8-11 Observe the Sabbath day, to keep it holy. Work six days and do everything you need to do. But the seventh day is a Sabbath to God, your God. Don’t do any work—not you, nor your son, nor your daughter, nor your servant, nor your maid, nor your animals, not even the foreign guest visiting in your town.

For in six days God made Heaven, Earth, and sea, and everything in them; he rested on the seventh day. Therefore God blessed the Sabbath day; he set it apart as a holy day.

I joked with my friend that poor God is looking at all of his hard workers and saying, “What, I gotta send you SNOW to make you take a rest?” God created the sabbath for us so that we might cease our work and spend that time with family, friends, our thoughts, and God himself. That’s why he made it HOLY: it is set apart for his use so we might re-charge and re-connect with him.

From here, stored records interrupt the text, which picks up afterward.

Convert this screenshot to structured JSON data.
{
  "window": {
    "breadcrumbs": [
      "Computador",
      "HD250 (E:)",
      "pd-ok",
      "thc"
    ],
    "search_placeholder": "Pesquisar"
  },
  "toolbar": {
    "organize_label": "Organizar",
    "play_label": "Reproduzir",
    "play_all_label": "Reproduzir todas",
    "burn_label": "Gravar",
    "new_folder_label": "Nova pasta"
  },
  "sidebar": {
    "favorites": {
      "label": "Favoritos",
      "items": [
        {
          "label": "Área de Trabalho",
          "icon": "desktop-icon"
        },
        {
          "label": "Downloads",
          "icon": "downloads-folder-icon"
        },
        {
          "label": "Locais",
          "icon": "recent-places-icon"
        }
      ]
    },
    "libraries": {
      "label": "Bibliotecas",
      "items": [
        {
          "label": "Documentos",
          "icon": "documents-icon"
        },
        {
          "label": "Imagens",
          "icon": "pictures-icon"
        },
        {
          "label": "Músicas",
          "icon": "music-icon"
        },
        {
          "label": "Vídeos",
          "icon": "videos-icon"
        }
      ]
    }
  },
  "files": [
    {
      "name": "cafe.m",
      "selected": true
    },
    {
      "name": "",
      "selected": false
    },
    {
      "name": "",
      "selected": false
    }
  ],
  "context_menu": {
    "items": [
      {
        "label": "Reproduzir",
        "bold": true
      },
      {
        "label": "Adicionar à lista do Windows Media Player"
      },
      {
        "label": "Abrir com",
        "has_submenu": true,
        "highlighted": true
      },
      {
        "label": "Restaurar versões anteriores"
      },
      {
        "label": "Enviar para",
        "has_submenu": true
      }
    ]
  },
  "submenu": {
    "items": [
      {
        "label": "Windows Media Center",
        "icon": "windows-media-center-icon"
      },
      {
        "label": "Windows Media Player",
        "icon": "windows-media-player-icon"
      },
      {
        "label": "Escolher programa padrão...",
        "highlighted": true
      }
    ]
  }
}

Sabbath-making and sabbath-taking is meant to be a blessing to us. Many of my friends work seven days a week for months on end. The Outer Banks is a seasonal community, and our population quadruples with visitors in the warmer months. Our local businesses go crazy when the season begins. Sometimes there is no choice.

So the key here is to create sabbath in ways that accomplish what sabbath is intended to do: to re-charge our souls and re-connect with God. In other words, find a way to create your own snow day.

If God, who created the universe, counted and named all the stars, and set the rising and the setting of the sun in motion took a day off, so can you. Rest. Recuperate. Relax and remember who you are, and whose you are.

Tomorrow comes either way.

Come Unto Me, and I Will Give You Rest by Becca Ziegler